The act of breastfeeding is celebrated as World Breastfeeding Week every year from 1 to 7 August. The idea behind the week dedicated to breastfeeding is to encourage and highlight breastfeeding infants and creating awareness about the impact of breastfeeding on the health of babies around the world. An Innocenti Declaration signed in August 1990 by government policymakers, WHO, UNICEF and other organizations to protect, promote and support breastfeeding and the week is dedicated to to the declaration and its aims. As per World Health Organisation, this year “WHO is working with UNICEF and partners to promote the importance of family-friendly policies to enable breastfeeding and help parents nurture and bond with their children in early life, when it matters most.” WHO recommends that breastfeeding isn’t just vital for children but also decreases the risk of mothers developing breast cancer, ovarian cancer, type 2 diabetes, and heart disease. Moreover, it is estimated that “increased breastfeeding could avert 20 000 maternal deaths each year due to breast cancer.” Benefits of Breast Milk: Breastfeeding Can Reduce High Blood Pressure in Nursing Mothers, Says Study
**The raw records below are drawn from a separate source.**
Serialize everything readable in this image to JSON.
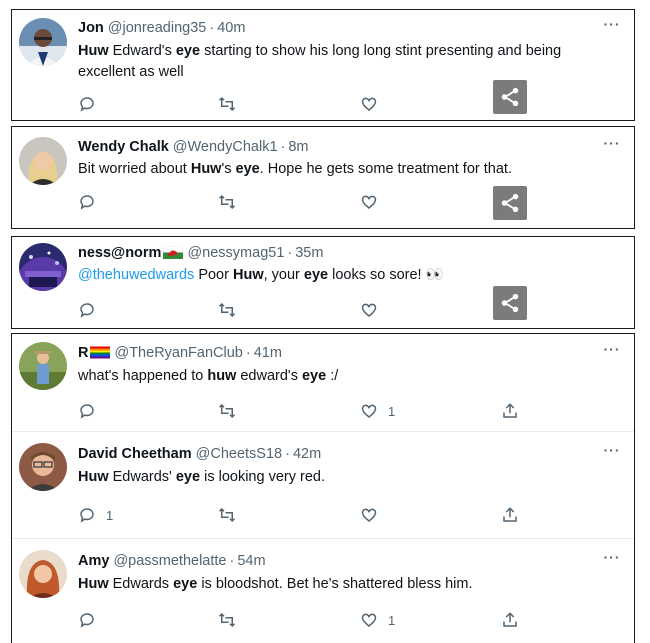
{
  "tweets": [
    {
      "name": "Jon",
      "handle": "@jonreading35",
      "time": "40m",
      "body": [
        {
          "t": "Huw",
          "b": true
        },
        {
          "t": " Edward's ",
          "b": false
        },
        {
          "t": "eye",
          "b": true
        },
        {
          "t": " starting to show his long long stint presenting and being excellent as well",
          "b": false
        }
      ],
      "replies": "",
      "retweets": "",
      "likes": ""
    },
    {
      "name": "Wendy Chalk",
      "handle": "@WendyChalk1",
      "time": "8m",
      "body": [
        {
          "t": "Bit worried about ",
          "b": false
        },
        {
          "t": "Huw",
          "b": true
        },
        {
          "t": "'s ",
          "b": false
        },
        {
          "t": "eye",
          "b": true
        },
        {
          "t": ". Hope he gets some treatment for that.",
          "b": false
        }
      ],
      "replies": "",
      "retweets": "",
      "likes": ""
    },
    {
      "name": "ness@norm",
      "handle": "@nessymag51",
      "time": "35m",
      "body": [
        {
          "t": "@thehuwedwards",
          "b": false,
          "m": true
        },
        {
          "t": " Poor ",
          "b": false
        },
        {
          "t": "Huw",
          "b": true
        },
        {
          "t": ", your ",
          "b": false
        },
        {
          "t": "eye",
          "b": true
        },
        {
          "t": " looks so sore! 👀",
          "b": false
        }
      ],
      "replies": "",
      "retweets": "",
      "likes": ""
    },
    {
      "name": "R",
      "handle": "@TheRyanFanClub",
      "time": "41m",
      "body": [
        {
          "t": "what's happened to ",
          "b": false
        },
        {
          "t": "huw",
          "b": true
        },
        {
          "t": " edward's ",
          "b": false
        },
        {
          "t": "eye",
          "b": true
        },
        {
          "t": " :/",
          "b": false
        }
      ],
      "replies": "",
      "retweets": "",
      "likes": "1"
    },
    {
      "name": "David Cheetham",
      "handle": "@CheetsS18",
      "time": "42m",
      "body": [
        {
          "t": "Huw",
          "b": true
        },
        {
          "t": " Edwards' ",
          "b": false
        },
        {
          "t": "eye",
          "b": true
        },
        {
          "t": " is looking very red.",
          "b": false
        }
      ],
      "replies": "1",
      "retweets": "",
      "likes": ""
    },
    {
      "name": "Amy",
      "handle": "@passmethelatte",
      "time": "54m",
      "body": [
        {
          "t": "Huw",
          "b": true
        },
        {
          "t": " Edwards ",
          "b": false
        },
        {
          "t": "eye",
          "b": true
        },
        {
          "t": " is bloodshot. Bet he's shattered bless him.",
          "b": false
        }
      ],
      "replies": "",
      "retweets": "",
      "likes": "1"
    }
  ],
  "ui": {
    "dot": "·",
    "more": "···"
  },
  "colors": {
    "text": "#0f1419",
    "muted": "#536471",
    "link": "#1d9bf0",
    "share_overlay": "#7b7b7b"
  },
  "icons": [
    "reply-icon",
    "retweet-icon",
    "like-icon",
    "share-icon",
    "more-icon"
  ]
}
This year WHO working towards making significant improvements towards environment and approach towards breastfeeding and maternity. An estimated 78 million babies – or three in five – are not breastfed within the first hour of life, putting them at higher risk of death and disease and making them less likely to continue breastfeeding, say UNICEF and WHO in a new report.
Major breastfeeding policies suggested by WHO:
- Paid maternity leave
- Paid paternity leave
- Parent-friendly workplace
WHO recommends exclusive breastfeeding starting within one hour after birth until a baby is 6 months old. Nutritious complementary foods should then be added while continuing to breastfeed for up to 2 years or beyond.